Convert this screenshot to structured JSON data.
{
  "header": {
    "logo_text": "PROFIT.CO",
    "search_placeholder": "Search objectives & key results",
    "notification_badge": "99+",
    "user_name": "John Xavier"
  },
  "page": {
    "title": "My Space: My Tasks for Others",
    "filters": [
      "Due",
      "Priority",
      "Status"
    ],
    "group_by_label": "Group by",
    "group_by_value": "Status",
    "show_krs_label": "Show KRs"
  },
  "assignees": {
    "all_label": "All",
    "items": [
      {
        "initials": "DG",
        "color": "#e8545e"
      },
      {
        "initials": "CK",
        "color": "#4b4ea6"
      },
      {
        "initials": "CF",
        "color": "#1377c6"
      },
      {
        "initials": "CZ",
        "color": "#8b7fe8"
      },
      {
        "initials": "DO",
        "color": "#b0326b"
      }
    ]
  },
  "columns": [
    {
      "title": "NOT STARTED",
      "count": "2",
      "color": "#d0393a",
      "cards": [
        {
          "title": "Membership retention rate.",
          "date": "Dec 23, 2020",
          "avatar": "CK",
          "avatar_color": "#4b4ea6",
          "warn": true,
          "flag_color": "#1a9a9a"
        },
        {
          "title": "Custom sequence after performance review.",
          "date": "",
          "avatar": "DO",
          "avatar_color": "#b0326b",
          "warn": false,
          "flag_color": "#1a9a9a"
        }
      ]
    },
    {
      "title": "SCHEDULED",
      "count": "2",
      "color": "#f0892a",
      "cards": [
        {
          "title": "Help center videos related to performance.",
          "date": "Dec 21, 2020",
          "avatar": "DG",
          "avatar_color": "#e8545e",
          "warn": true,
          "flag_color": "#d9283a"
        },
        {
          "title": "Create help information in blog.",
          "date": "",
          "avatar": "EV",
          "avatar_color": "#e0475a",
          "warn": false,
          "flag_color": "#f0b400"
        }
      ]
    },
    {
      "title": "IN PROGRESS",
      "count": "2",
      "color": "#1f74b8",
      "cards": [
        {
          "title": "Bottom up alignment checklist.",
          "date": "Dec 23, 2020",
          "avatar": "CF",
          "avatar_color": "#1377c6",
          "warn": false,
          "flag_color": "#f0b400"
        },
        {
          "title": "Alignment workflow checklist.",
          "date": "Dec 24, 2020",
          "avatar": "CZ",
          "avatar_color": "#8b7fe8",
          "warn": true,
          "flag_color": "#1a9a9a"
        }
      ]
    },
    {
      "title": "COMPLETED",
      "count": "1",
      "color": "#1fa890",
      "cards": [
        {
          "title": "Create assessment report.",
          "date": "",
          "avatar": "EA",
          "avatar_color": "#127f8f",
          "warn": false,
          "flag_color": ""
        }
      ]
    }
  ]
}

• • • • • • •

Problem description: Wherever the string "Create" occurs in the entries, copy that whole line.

Task solution:
          "title": "Create help information in blog.",
          "title": "Create assessment report.",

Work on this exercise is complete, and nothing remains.